“Why is no one asking, ‘who is striking pedestrians, cyclists, and other motorists?’” he asked. “In any other case where you have nearly 40,000 people being killed, you would know who is killing them.”
15 Minute City – Global Mayors COVID-19 Recovery Task Force Calls for a Green and Just Recovery
Some have claimed that dense urban areas are exacerbating the COVID-19 pandemic by their very nature. But this week, a group of mayors from some of the world’s largest metropolitan centers are arguing that cities themselves can lead a transformative post-pandemic recovery — one that will make cities better places to live for all their residents.
On Wednesday, the Global Mayors COVID-19 Recovery Task Force, a group of dozens of leaders of major cities on nearly every continent, announced a proposal for a “green and just recovery” from the pandemic. The proposal calls for substantial investments in affordable housing and public transportation, the permanent banning of cars from many city streets, the end of public investment in and subsidies for fossil fuels, and an embrace of the “15-minute city” paradigm.
“We are reaffirming our commitment to the principles of the Global Green New Deal — to protecting our environment, strengthening our economy, and building a more equitable future by cutting emissions from the sectors most responsible for the climate crisis,” the proposal’s executive summary reads.
The task force was formed this April by C40 Cities, a network of more than 90 of the world’s major cities committed to tackling climate change. Giuseppe Sala, the mayor of Milan, is the chair of the task force, which was created to establish an international effort to rebuild urban economies and infrastructure in a way that would reduce different forms of inequality, strengthen public health, and simultaneously address different causes of the climate crisis.
On the transportation front, the task force recommends expanding public transportation by deploying electric buses as well as adding railway and bike lanes. It also calls for the creation of so-called 15-minute cities, where residents “are able to meet most of their needs within a short walk or bicycle ride from their homes.” This paradigm involves the creation of new green spaces and permanent walking and cycling networks throughout cities. The task force’s recommendations suggest that these infrastructure improvements and others (like retrofitting old buildings for more efficient energy usage) could improve job opportunities for residents as well as lower emissions.
Car-centric cities are squarely in the sights of this recovery plan. It calls for cities to “give streets back to people, by permanently reallocating more road space to walking and cycling.” Some major cities have closed streets to cars during the pandemic to enable pedestrians to more easily engage in social distancing, but such measures have often been minor and piecemeal.

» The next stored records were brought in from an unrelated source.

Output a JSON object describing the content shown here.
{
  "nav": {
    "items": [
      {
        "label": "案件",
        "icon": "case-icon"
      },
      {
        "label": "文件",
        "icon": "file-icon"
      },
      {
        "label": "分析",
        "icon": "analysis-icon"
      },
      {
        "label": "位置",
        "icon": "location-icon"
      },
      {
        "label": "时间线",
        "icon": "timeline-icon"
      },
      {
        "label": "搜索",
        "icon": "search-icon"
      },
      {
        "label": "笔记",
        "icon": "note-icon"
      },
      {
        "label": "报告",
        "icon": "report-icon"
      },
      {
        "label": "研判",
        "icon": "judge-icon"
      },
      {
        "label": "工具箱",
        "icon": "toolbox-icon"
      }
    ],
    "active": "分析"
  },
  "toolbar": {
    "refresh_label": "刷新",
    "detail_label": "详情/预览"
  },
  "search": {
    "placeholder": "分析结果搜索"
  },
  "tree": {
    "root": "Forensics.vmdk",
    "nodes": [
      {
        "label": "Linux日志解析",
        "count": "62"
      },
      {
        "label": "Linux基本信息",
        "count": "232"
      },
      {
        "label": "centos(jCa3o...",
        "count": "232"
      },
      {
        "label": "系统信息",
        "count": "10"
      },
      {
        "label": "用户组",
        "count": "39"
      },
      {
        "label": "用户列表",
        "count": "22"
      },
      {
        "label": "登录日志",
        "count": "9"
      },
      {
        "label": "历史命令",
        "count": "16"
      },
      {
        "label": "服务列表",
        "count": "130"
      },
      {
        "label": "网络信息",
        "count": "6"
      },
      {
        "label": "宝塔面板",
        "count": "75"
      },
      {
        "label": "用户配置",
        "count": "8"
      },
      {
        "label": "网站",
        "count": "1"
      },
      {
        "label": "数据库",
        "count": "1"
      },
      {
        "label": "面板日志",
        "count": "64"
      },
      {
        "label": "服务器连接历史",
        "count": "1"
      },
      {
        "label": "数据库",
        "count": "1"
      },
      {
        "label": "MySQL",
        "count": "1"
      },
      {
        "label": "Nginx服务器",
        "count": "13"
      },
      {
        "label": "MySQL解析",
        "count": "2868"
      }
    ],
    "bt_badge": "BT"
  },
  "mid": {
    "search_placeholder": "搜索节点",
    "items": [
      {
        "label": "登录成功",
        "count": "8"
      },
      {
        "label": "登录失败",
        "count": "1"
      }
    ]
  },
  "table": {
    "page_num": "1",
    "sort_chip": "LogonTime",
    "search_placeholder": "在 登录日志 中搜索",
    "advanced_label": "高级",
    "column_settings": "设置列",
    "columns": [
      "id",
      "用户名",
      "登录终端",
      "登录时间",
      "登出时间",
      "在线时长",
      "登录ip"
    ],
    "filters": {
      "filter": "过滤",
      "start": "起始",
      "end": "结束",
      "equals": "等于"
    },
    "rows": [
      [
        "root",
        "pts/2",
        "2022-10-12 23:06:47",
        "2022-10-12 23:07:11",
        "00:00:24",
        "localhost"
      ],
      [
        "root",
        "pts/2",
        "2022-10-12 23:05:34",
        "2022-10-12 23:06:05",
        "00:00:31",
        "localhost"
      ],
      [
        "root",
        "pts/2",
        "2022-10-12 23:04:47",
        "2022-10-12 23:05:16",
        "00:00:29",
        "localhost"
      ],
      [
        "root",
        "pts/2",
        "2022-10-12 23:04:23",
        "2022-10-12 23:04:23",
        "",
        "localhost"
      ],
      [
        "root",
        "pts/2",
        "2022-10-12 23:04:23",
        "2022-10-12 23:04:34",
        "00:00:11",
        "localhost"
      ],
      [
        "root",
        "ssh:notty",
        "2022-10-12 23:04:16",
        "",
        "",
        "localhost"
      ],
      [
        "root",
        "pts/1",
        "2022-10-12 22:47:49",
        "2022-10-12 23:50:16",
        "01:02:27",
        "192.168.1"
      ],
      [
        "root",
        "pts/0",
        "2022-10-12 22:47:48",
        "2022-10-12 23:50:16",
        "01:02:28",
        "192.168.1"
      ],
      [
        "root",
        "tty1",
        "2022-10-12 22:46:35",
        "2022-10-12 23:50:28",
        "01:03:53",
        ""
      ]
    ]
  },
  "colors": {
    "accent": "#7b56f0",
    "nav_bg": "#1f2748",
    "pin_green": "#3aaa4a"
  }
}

The Global Mayors COVID-19 Recovery Task Force wants them expanded and made permanent.
“This is a reckoning for all of us for how we live and how we plan to live,” Los Angeles Mayor Eric Garcetti said during a press call on Wednesday. “Returning to normal is not the goal.”